Listed records:

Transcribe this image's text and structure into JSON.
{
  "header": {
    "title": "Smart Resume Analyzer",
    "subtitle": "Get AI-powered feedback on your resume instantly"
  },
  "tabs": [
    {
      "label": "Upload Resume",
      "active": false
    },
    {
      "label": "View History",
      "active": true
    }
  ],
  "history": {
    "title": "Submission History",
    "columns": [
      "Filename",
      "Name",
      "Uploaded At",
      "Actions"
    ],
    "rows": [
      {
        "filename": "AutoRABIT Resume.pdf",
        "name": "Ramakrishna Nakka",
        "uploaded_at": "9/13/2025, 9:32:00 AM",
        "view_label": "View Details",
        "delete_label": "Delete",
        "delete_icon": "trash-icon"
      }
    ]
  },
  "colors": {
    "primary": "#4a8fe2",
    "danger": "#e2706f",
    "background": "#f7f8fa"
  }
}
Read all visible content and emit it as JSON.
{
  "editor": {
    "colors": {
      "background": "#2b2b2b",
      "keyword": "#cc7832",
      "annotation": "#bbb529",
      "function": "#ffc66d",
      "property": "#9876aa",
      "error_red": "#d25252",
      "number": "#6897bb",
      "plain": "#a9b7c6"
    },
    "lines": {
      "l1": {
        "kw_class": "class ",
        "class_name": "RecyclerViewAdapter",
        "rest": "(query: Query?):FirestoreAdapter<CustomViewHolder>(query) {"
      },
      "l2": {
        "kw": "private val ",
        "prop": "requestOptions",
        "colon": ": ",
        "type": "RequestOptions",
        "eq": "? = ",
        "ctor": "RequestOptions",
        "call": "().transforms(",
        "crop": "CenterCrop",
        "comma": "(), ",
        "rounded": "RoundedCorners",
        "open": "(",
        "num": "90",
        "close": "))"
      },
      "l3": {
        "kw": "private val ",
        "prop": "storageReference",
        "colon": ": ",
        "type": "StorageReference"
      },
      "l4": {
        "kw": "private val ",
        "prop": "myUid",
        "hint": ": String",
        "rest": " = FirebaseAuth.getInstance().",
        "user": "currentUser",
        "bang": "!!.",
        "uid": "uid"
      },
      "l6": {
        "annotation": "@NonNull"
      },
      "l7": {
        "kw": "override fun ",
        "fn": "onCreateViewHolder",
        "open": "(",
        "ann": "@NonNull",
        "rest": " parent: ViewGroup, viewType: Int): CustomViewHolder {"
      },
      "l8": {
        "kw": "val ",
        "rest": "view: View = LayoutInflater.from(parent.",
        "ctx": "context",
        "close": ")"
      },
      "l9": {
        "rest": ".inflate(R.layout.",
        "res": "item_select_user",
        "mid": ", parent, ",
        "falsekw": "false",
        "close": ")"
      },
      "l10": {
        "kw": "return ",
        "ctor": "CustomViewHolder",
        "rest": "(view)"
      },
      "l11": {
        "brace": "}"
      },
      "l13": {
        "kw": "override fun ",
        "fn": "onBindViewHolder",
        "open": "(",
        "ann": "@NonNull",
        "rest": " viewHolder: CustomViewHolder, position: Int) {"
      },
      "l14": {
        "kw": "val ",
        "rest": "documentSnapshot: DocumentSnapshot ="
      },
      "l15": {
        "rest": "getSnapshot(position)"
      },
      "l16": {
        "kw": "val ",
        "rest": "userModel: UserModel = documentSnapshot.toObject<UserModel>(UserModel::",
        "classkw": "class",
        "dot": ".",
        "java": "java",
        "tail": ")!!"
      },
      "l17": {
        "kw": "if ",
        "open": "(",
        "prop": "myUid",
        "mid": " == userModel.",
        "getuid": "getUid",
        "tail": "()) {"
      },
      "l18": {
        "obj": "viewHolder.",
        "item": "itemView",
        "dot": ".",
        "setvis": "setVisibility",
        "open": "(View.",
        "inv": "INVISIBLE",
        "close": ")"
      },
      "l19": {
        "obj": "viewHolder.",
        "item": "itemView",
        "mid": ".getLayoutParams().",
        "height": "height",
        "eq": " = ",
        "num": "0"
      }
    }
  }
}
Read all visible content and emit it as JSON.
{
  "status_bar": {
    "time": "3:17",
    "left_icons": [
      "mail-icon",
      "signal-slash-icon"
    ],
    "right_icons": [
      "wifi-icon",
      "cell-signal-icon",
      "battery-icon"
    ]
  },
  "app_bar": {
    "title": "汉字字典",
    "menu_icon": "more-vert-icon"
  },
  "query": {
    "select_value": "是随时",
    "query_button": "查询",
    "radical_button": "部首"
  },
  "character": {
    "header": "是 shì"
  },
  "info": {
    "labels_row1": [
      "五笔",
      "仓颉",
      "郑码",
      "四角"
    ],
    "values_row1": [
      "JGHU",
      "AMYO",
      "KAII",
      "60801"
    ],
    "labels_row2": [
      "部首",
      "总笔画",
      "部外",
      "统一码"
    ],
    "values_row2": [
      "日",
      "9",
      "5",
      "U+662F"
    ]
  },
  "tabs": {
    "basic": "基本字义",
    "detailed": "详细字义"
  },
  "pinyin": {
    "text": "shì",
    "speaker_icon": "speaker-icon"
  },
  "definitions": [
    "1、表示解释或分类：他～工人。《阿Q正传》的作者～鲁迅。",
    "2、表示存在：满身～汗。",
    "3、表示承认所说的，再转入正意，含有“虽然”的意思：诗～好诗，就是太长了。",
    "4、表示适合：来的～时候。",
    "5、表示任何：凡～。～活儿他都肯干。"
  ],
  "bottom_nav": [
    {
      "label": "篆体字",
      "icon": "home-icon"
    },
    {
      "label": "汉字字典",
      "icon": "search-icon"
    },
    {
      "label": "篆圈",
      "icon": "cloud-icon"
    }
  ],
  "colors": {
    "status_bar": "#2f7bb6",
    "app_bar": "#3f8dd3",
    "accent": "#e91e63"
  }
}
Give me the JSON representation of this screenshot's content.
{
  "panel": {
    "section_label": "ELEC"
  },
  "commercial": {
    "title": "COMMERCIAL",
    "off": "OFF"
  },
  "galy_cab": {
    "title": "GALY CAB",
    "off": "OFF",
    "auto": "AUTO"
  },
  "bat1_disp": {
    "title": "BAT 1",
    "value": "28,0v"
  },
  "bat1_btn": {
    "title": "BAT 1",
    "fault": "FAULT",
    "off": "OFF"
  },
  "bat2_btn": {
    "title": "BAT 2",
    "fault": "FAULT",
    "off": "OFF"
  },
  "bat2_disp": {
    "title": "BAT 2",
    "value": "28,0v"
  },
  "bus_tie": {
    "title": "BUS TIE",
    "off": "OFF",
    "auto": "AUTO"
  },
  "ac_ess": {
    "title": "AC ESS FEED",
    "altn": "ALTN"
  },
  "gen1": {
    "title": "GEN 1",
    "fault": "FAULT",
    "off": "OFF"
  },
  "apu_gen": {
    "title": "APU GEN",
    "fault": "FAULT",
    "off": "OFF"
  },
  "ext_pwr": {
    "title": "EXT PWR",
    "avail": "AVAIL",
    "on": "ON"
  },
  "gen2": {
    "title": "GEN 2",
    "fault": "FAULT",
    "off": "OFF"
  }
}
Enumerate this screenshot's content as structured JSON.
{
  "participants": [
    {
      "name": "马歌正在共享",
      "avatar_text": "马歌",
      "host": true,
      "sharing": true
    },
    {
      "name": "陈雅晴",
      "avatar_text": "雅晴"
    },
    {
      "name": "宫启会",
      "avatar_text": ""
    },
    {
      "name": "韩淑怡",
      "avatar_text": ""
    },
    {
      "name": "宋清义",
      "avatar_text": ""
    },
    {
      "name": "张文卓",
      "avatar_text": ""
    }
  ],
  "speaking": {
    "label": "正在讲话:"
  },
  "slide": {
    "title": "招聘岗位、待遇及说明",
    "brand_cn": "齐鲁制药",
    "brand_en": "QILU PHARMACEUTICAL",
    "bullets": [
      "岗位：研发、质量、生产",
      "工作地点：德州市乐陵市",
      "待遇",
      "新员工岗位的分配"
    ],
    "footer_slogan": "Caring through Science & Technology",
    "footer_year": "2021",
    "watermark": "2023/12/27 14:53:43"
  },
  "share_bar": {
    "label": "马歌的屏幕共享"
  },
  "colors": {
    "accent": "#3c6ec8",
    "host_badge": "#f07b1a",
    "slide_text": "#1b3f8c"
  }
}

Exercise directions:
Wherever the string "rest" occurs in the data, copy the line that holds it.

Task output:
        "rest": "(query: Query?):FirestoreAdapter<CustomViewHolder>(query) {"
        "rest": " = FirebaseAuth.getInstance().",
        "rest": " parent: ViewGroup, viewType: Int): CustomViewHolder {"
        "rest": "view: View = LayoutInflater.from(parent.",
        "rest": ".inflate(R.layout.",
        "rest": "(view)"
        "rest": " viewHolder: CustomViewHolder, position: Int) {"
        "rest": "documentSnapshot: DocumentSnapshot ="
        "rest": "getSnapshot(position)"
        "rest": "userModel: UserModel = documentSnapshot.toObject<UserModel>(UserModel::",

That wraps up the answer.